math
posted by Mackenzie .
suppose a group of n people is randomly selected. For each value v of n, find the probability that everyone in the group has a differnet birthda;y. (assume no one is born on february 29 of a leap year, so there are 365 equally likely burthdays possible.)

Denote the probability by P(n). Clearly:
P(n) = 0 for all n > 365.
For n smaller than 365, we can argue as follows. Since everyone's birthday is assumed to be random, selecting n people and comparing the birthdays is equivalent to randomly selecting a string of n integers between 1 and 365.
The total number of ways one can select a string of n integers between 1 and 365 is:
365^n
These will include strings containing integers that are all different and strings in which some integers occure more than once. All these strings are equally likely, so they all have a probability of 1/365^n.
The total number of strings containing numbers that are all different is:
365!/(365  n)!
you can also write this as:
365*(365  1)*(365  2)*...*(365  n +1)
For the first integer you have 365 possibilities, for the next integer there are 365  1 possibilites left etc. etc.
Since each of these strings has a probability of 1/365^n, the total probability of selecting a string in which non of the integers are repeated is:
P(n) = 365!/(365  n)! 365^(n) 
If there are two people, what is the probability that the second will have a different birthday?
That would be 364/365
Now if there are three people, what is the probability that the third has a different birthday?
That would be 363/365
so the probability of all three having different birthdays is
364 * 363/365^2
etc
so I get for n people
p no coincidence = { 364!/(365n)!} /365^(n1)
so for example for 26 people:
p no coincidence = (364!/339!)/365^25
Do this by doing on our calculator
364/365*363/365*362/365 etc to 340/365
I got about .403
Which means that in a class with 26 people, there is about a 60% probability that at least two will have the same birthday. 
Whew.
It turns out the Count and I gave you the same equation, but he did it much more neatly.
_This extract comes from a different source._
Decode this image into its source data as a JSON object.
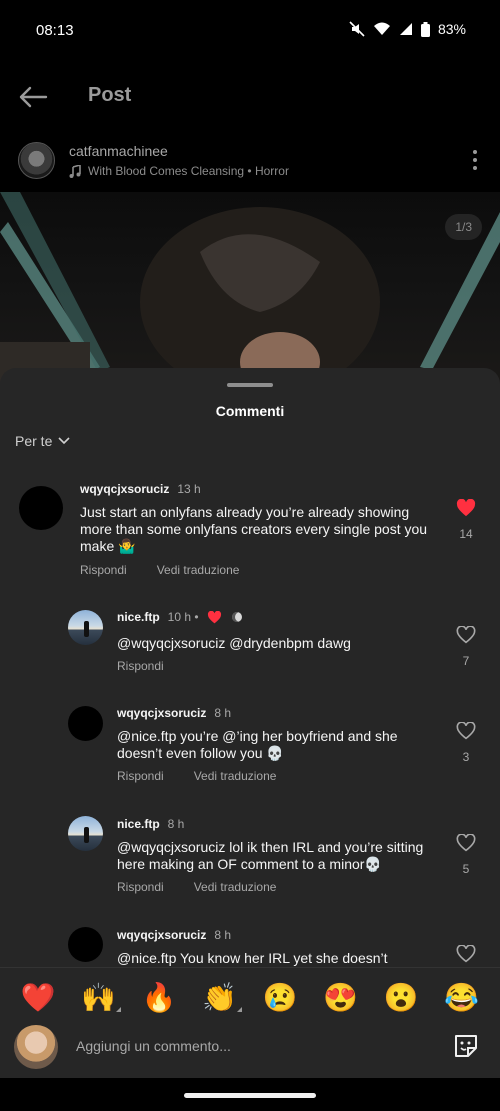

he wrote
P(n) = 365!/(365  n)! 365^(n)
I wrote
p no coincidence = { 364!/(365n)!} /365^(n1)
which can be written
(365!/365) /(365n)! / 365^(n1)
which is
(365! / (365n)!) / 365^n